“Lipsky’s transcript of their brilliant conversations reads like a two-man Tom Stoppard play or a four-handed duet scored for typewriter.” —Lev Grossman, Time Magazine
“Exhilarating…All that’s left now are the words on the page—and on the pages of ‘Although Of Course You End Up Becoming Yourself,’ too, with the voices they conjure of two writers talking, talking, talking as they drive through the night.” —Laura Miller, Salon
“Crushingly poignant...Startlingly sad yet deeply funny...The picture Lipsky paints is of an author alternately confused and excited, sincere and suspicious... It’s impossible for anyone who ever fell in love with Wallace’s prose not to read Lipsky’s account looking for clues. And while suicide is never really logical, it’s heartbreaking to read Wallace discuss his history of depression...Somehow even sadder are Lipsky’s observations of Wallace’s moments of happiness: his love for his dogs, his fondness for television, the music of Alanis Morrissette. Even his Diet Pepsi and McDonald’s habits read as sweet, childlike and, in the end, crushingly poignant...The rapport that he and Wallace built during the course of the road trip is both endearing and fascinating. At the end, it feels like you’ve listened to two good friends talk about life, about literature, about all of their mutual loves. And while they were both young men in 1996, they seem wise beyond their years, yet still filled with a contagious, youthful enthusiasm...his fans and his readers at least have this: a startlingly sad yet deeply funny postscript to the career of one of the most interesting American writers of all time.” —Michael Schaub, National Public Radio

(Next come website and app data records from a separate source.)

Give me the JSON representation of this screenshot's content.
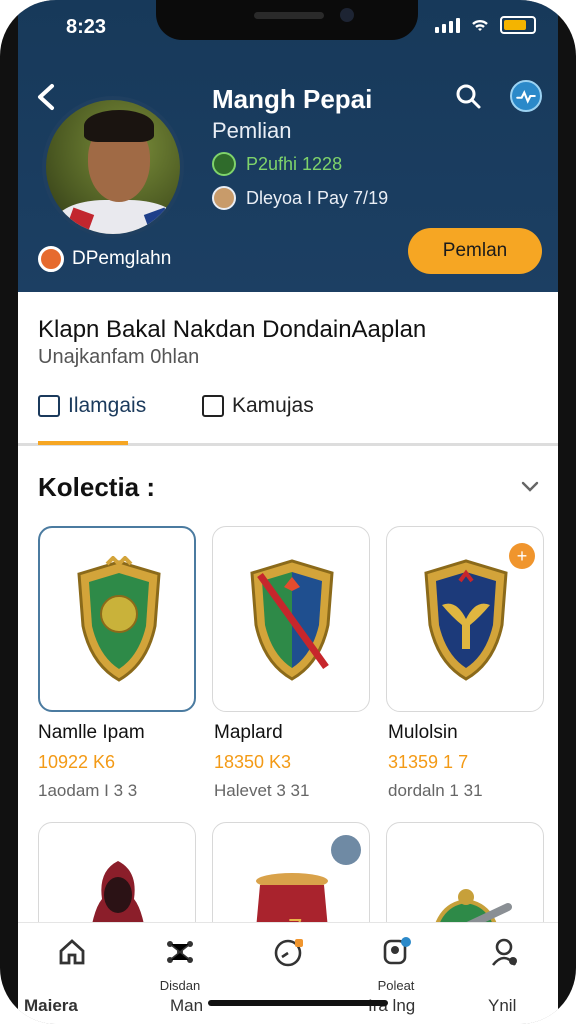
{
  "status_bar": {
    "time": "8:23"
  },
  "profile": {
    "name": "Mangh Pepai",
    "subtitle": "Pemlian",
    "meta1": "P2ufhi 1228",
    "meta2": "Dleyoa I Pay 7/19",
    "club": "DPemglahn",
    "cta_label": "Pemlan"
  },
  "page": {
    "title": "Klapn Bakal Nakdan DondainAaplan",
    "subtitle": "Unajkanfam 0hlan"
  },
  "tabs": [
    {
      "label": "Ilamgais"
    },
    {
      "label": "Kamujas"
    }
  ],
  "section": {
    "title": "Kolectia :"
  },
  "items": [
    {
      "name": "Namlle Ipam",
      "value": "10922 K6",
      "sub": "1aodam I 3 3"
    },
    {
      "name": "Maplard",
      "value": "18350 K3",
      "sub": "Halevet 3 31"
    },
    {
      "name": "Mulolsin",
      "value": "31359 1 7",
      "sub": "dordaln 1 31"
    }
  ],
  "bottom_nav": [
    {
      "label": ""
    },
    {
      "label": "Disdan"
    },
    {
      "label": ""
    },
    {
      "label": "Poleat"
    },
    {
      "label": ""
    }
  ],
  "bottom_labels": {
    "a": "Maiera",
    "b": "Man",
    "c": "Ira lng",
    "d": "Ynil"
  },
  "colors": {
    "header_bg": "#1c3f63",
    "accent": "#f6a623",
    "value": "#f39a16"
  }
}
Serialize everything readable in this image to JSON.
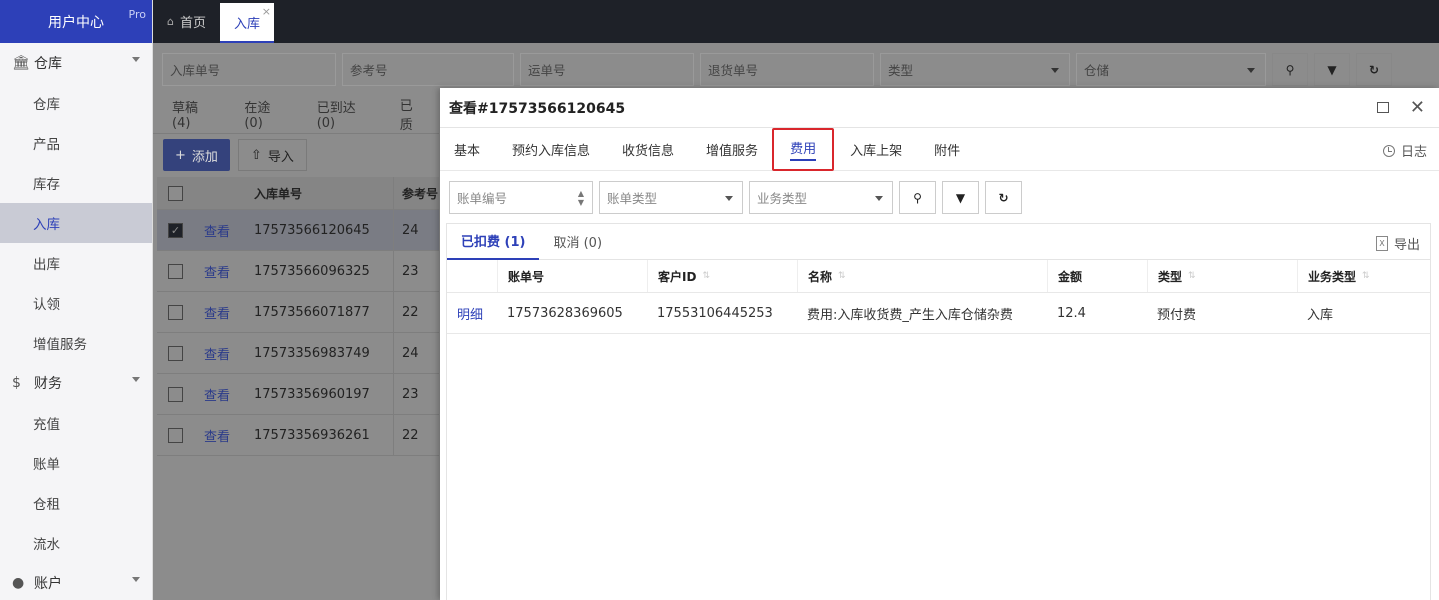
{
  "sidebar": {
    "brand": "用户中心",
    "brand_badge": "Pro",
    "groups": [
      {
        "label": "仓库",
        "icon": "bank-icon",
        "items": [
          "仓库",
          "产品",
          "库存",
          "入库",
          "出库",
          "认领",
          "增值服务"
        ]
      },
      {
        "label": "财务",
        "icon": "dollar-icon",
        "items": [
          "充值",
          "账单",
          "仓租",
          "流水"
        ]
      },
      {
        "label": "账户",
        "icon": "user-icon",
        "items": []
      }
    ],
    "active_item": "入库"
  },
  "top_tabs": [
    {
      "label": "首页",
      "icon": "home-icon"
    },
    {
      "label": "入库",
      "closable": true
    }
  ],
  "filters": {
    "inbound_no": "入库单号",
    "ref_no": "参考号",
    "tracking_no": "运单号",
    "return_no": "退货单号",
    "type": "类型",
    "warehouse": "仓储"
  },
  "status_tabs": [
    "草稿(4)",
    "在途(0)",
    "已到达(0)",
    "已质"
  ],
  "actions": {
    "add": "添加",
    "import": "导入"
  },
  "bg_table": {
    "headers": {
      "inbound_no": "入库单号",
      "ref": "参考号"
    },
    "view_label": "查看",
    "rows": [
      {
        "no": "17573566120645",
        "ref": "24",
        "selected": true
      },
      {
        "no": "17573566096325",
        "ref": "23",
        "selected": false
      },
      {
        "no": "17573566071877",
        "ref": "22",
        "selected": false
      },
      {
        "no": "17573356983749",
        "ref": "24",
        "selected": false
      },
      {
        "no": "17573356960197",
        "ref": "23",
        "selected": false
      },
      {
        "no": "17573356936261",
        "ref": "22",
        "selected": false
      }
    ]
  },
  "modal": {
    "title": "查看#17573566120645",
    "tabs": [
      "基本",
      "预约入库信息",
      "收货信息",
      "增值服务",
      "费用",
      "入库上架",
      "附件"
    ],
    "active_tab": "费用",
    "log_label": "日志",
    "filters": {
      "bill_no": "账单编号",
      "bill_type": "账单类型",
      "biz_type": "业务类型"
    },
    "sub_tabs": [
      "已扣费 (1)",
      "取消 (0)"
    ],
    "export_label": "导出",
    "columns": [
      "账单号",
      "客户ID",
      "名称",
      "金额",
      "类型",
      "业务类型"
    ],
    "detail_label": "明细",
    "rows": [
      {
        "bill_no": "17573628369605",
        "customer_id": "17553106445253",
        "name": "费用:入库收货费_产生入库仓储杂费",
        "amount": "12.4",
        "type": "预付费",
        "biz_type": "入库"
      }
    ]
  },
  "colors": {
    "brand": "#2d40b8",
    "topbar": "#1e2128",
    "highlight": "#d9262c"
  }
}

“In ‘Although Of Course You End Up Becoming Yourself,’ Lipsky is not telling us about Wallace’s life: He is showing Wallace living his life. His book could only have been written after spending five days with Wallace, on what Wallace calls ‘our hypothermia smoking tour of the Midwest’… One thing is certain: If you didn’t already love Wallace, this book will make you love him…The purpose is to get us inside Wallace’s head, and Lipsky takes us there. More aptly, he doesn’t interrupt Wallace as he takes us there. We get to s